Further Explorations 
Online Resources
Lela Nargi’s Website
New York City Bee Keepers
National Geographic for Kids on Colony Collapse Disorder
The United States Department of Agriculture (USDA) on Colony Collapse Disorder
The Environmental Protection Agency on Colony Collapse Disorder & Pesticide Use
National Public Radio (NPR) and Possible Causes of Colony Collapse Disorder
PBS Nature Episode on Colony Collapse Disorder
Buchmann, S. (2010). Honey bees: Letters from the hive. New York: Delacorte.
  • This young adult survey book chronicles the history of honeybees, the various roles they have played in different cultures around the world, the life cycle of the honeybee, and honey production.
Burns, L. G. (2010). The hive detectives: Chronicle of a honey bee disaster. Scientists in the field. Boston: Houghton Mifflin.
  • This Scientists in the Field photo essay chronicles colony collapse disorder from the perspective of several scientists and bee keepers in different parts of the United States.
Heiligman, D. (2002). Honeybees. Jump into science. Ill. by C. Golembe. Washington, D.C.: National Geographic.
  • This Jump into Science illustrated nonfiction picture book details the life cycle of the honeybee.
Krebs, L. (2008). The Beeman. Ill. by V. Cis. Cambridge, MA: Barefoot Books.
  • In this cumulative tale, a grandfather shares the secrets of bee keeping with his young grandson.

Micucci, C. (1995). The life and times of the honeybee. Boston: Houghton Mifflin.

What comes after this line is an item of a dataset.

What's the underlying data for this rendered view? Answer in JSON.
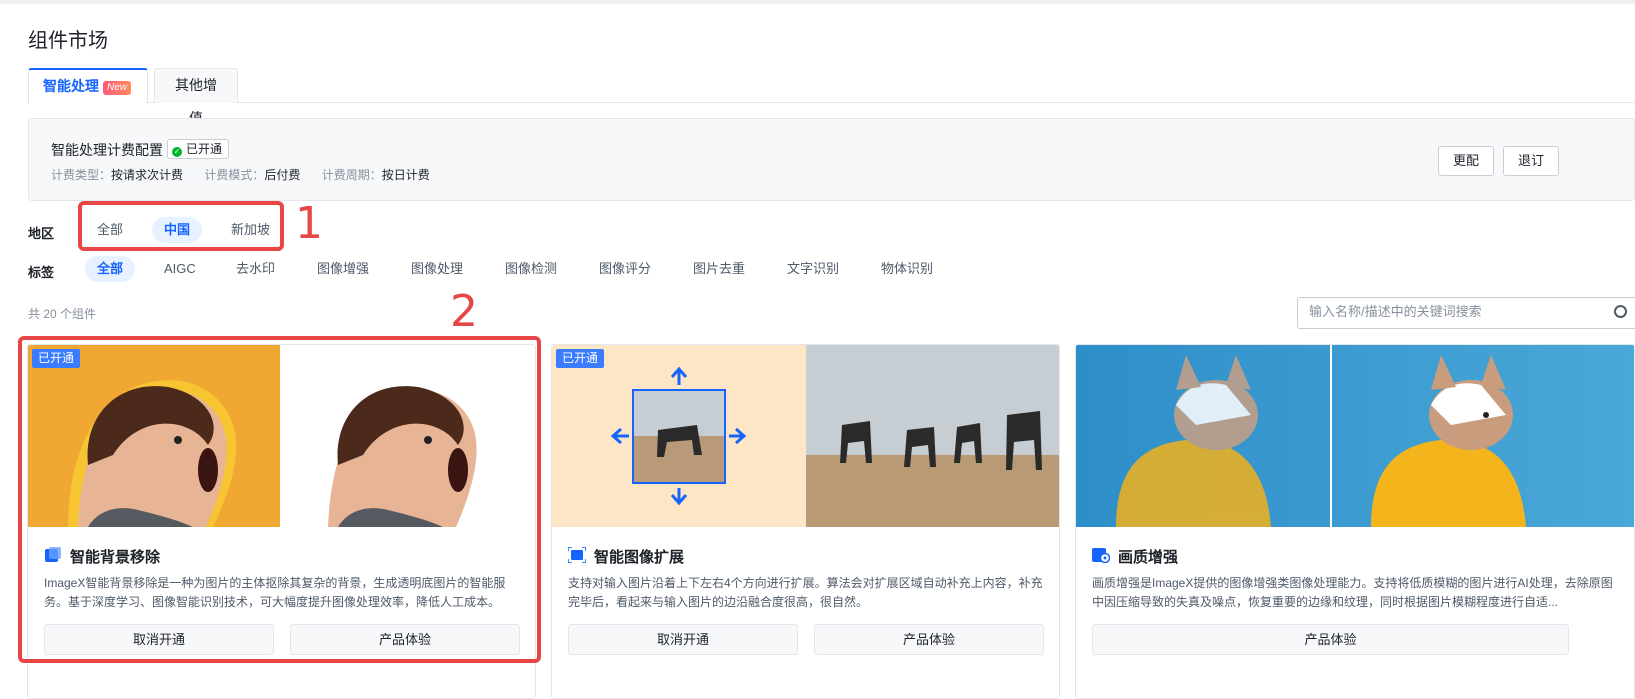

  • This survey book provides information on the habitat and life cycle of the honeybee as well as the process of making honey.
Rockwell, A. (2005). Honey in a hive. Let’s read and find out. Ill. by  S. D. Schindler. New York: Harper Collins.
  • This Let’s Read and Find Out nonfiction picture book details the process by which bees make honey.
Stewart, M. (2009). How do bees make honey? Tell me why, tell me how. Tarrytown, NY: Marshall Cavendish Benchmark.
  • This Tell Me Why, Tell Me How nonfiction picture book also details the process by which bees make honey.
Mary Ann Cappiello About Mary Ann Cappiello

Mary Ann is a professor of language and literacy at Lesley University. A former public school language arts and humanities teacher, she is a passionate advocate for and commentator on children’s books. Mary Ann is the co-author of Teaching with Text Sets (2013) and Teaching to Complexity (2015) and Text Sets in Action: Pathways Through Content Area Literacy (Stenhouse, 2021). She has been a guest on public radio and a consultant to public television. From 2015-2018, Mary Ann was a member of the National Council of Teachers of English's Orbis Pictus Award for Outstanding Nonfiction (K-8) Committee, serving two years as chair.